First he found out that not one Android OEM sold more phones than they did in 2014. He also found that none made more operating profit than in 2014. The only companies making any profit other than Apple, which makes about $184 off each phone is LG and Samsung. Now before we throw a party for these two Charles Arthur found out that Samsung is only making $33 off each phone and LG a dismal $0.016. Charles Arthur had this to say about his findings; ""Premium" Android is getting torn apart, piranha-style. Cheaper phones from Chinese companies such as Xiaomi, Huawei, OnePlus, and Oppo are taking away their high-end Chinese business. Slowdowns in developing countries (notably south America) are killing sales there."

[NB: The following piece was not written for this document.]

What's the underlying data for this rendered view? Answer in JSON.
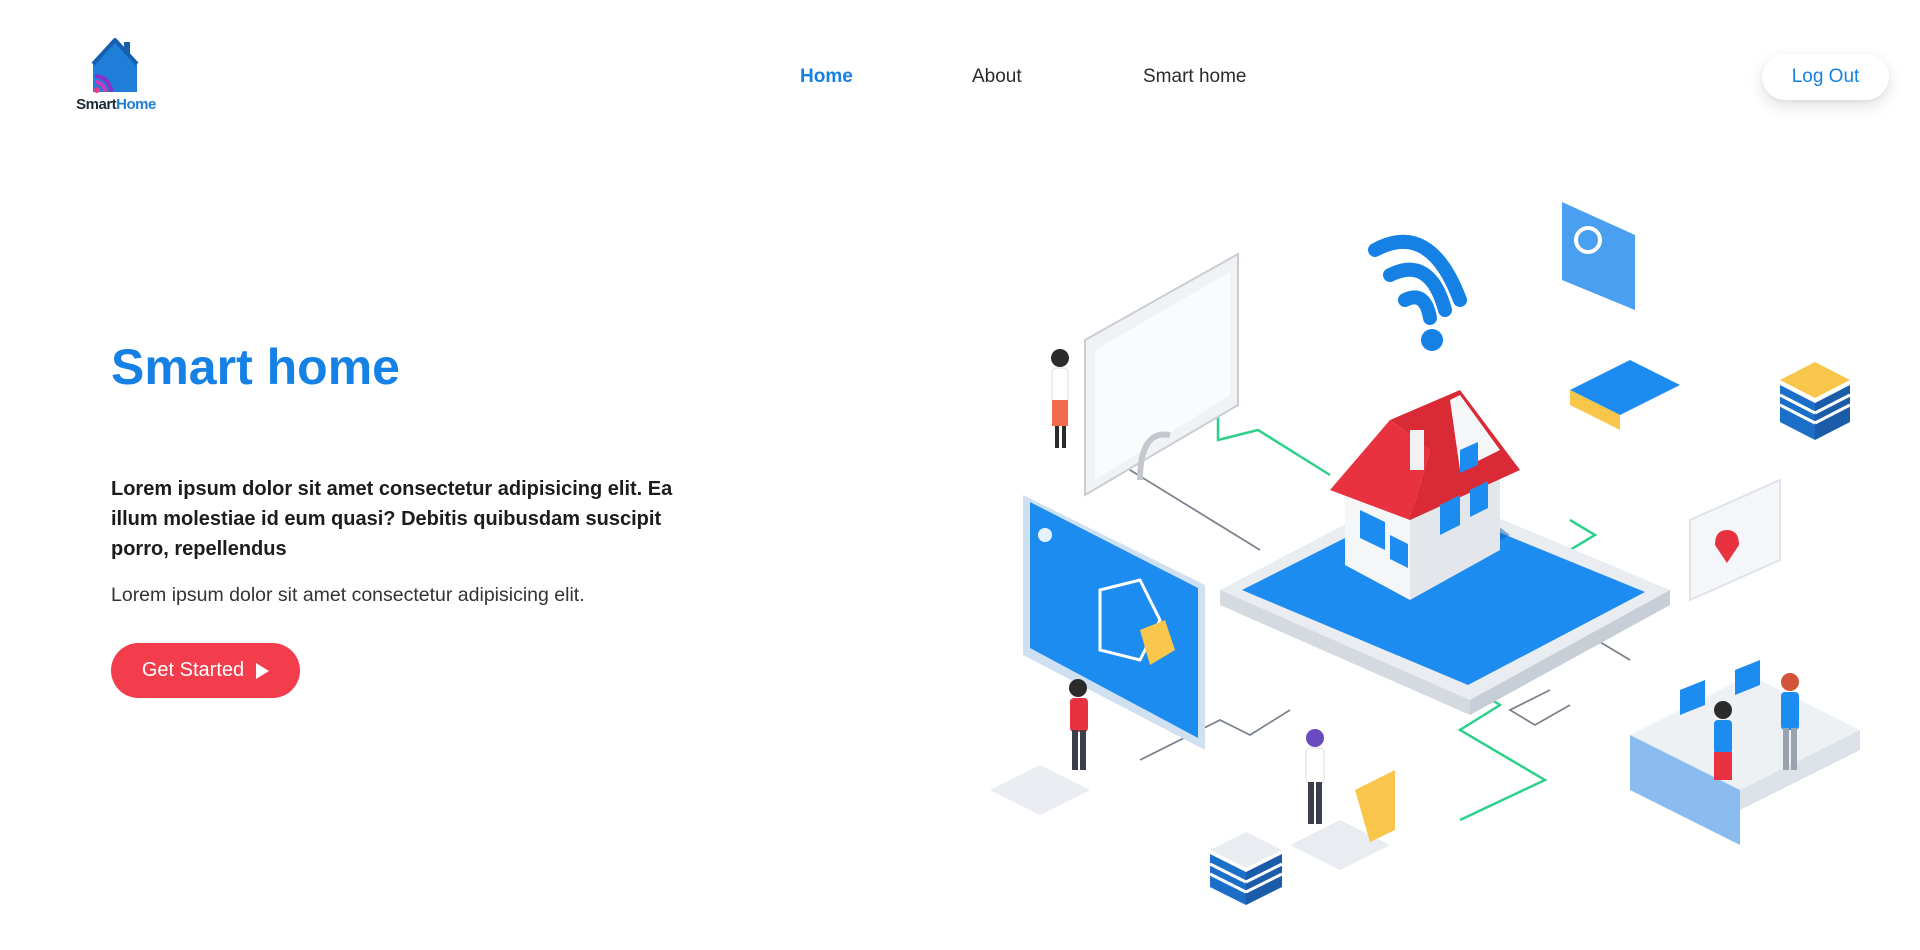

So even though the Samsung Galaxy Note 5 and Samsung Galaxy S6 Edge+ have the best screen. LG G4 the best camera and the HTC One M9 the best speakers, it seems Motorola, OnePlus, Huawei and Xiaomi have the best idea. Great mid-level and high-end phones at low prices with even cheaper low-end phones being made available in the developing world seems to the be the future of Android. It's time the big boys catch up.